I get the impression that a great many people have Caller-ID at both
home and work.
Would anyone know roughly the percentage of subscribers, by residence
and business types, who have Caller-ID? In some areas I suspect the
percentage is quite high.
I don't have it myself. At work, we have a basic 2500 sets and no
callerID, although I believe other divisions of my employer have more
modern phones that have C-ID as part of a display.
At home, I will normally answer the phone, but I will ignore it if I'm
not in the mood to talk, regardless of who the call is from. That is,
if I'm plopped down in front of the TV or eating dinner, I don't want
to be bothered getting up or interupted -- which I'd have to do to check
the caller ID box. I admit having an answering machine is a big help.
I'm not sure if C-ID curtails tele-solicitor calls. If you don't
answer a solicitor, they just call back later or the next day, and
keep calling until you actually talk to them. (Aren't computers
While the laws have reduced the calls quite a bit, I still get some
from market researchers, charities, politicians, and people who claim
they've done business with me in the past. (I wish I reported the
last SOB who did that since it was a blatant lie).
[TELECOM Digest Editor's Note: Mike Sandman sells a little device
which immediatly emits the three-tone signal (number not in service)
upon you lifting the phone receiver. That tends to get rid of a
number of telemarketers who use automated equipment. It goes in series
with the phone pair and responds to the change in voltage when the
phone goes off hook.
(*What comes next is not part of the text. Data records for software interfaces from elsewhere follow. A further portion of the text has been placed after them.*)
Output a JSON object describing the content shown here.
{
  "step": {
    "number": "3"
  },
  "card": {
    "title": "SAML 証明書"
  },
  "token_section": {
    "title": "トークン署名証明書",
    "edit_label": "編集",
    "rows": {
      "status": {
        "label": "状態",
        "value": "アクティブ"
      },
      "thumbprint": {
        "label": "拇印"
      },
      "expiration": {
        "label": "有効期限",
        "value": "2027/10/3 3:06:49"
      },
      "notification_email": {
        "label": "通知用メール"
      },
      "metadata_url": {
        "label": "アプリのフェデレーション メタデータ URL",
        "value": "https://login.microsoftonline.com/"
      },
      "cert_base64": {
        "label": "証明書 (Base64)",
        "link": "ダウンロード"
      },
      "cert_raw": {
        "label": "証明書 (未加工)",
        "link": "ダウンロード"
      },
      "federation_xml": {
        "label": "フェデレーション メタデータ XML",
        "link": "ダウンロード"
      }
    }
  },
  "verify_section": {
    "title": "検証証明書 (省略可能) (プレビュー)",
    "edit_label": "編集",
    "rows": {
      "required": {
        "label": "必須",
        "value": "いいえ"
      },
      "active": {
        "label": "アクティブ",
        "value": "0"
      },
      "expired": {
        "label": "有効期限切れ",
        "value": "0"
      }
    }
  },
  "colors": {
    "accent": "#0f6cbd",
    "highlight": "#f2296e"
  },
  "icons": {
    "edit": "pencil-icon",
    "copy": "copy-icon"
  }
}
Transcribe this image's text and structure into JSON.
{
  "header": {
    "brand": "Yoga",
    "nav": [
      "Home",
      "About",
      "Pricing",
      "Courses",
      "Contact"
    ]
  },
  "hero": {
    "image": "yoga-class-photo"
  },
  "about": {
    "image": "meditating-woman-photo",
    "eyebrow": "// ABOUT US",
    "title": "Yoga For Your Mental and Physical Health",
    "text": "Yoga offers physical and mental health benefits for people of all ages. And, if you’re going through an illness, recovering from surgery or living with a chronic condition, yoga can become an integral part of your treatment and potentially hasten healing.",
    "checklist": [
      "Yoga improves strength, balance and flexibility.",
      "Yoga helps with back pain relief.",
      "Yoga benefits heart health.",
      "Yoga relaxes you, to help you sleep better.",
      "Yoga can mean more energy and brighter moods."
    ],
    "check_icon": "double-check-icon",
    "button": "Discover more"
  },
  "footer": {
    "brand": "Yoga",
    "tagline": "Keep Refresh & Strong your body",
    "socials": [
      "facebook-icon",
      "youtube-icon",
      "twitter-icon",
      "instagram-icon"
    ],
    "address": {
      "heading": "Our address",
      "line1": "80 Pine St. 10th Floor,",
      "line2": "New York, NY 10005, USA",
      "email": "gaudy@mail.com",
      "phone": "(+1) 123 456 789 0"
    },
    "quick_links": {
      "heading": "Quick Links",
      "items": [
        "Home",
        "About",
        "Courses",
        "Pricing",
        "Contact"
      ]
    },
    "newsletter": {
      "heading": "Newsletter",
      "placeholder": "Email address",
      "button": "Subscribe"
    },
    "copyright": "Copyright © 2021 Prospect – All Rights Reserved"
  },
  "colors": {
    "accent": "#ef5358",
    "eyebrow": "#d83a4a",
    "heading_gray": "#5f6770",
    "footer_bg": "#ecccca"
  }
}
Its not expensive, and you put one either in
front of each phone, or if you wish, just one unit at the demarc so
it catches all phones going off hook. Contact http://sandman.com for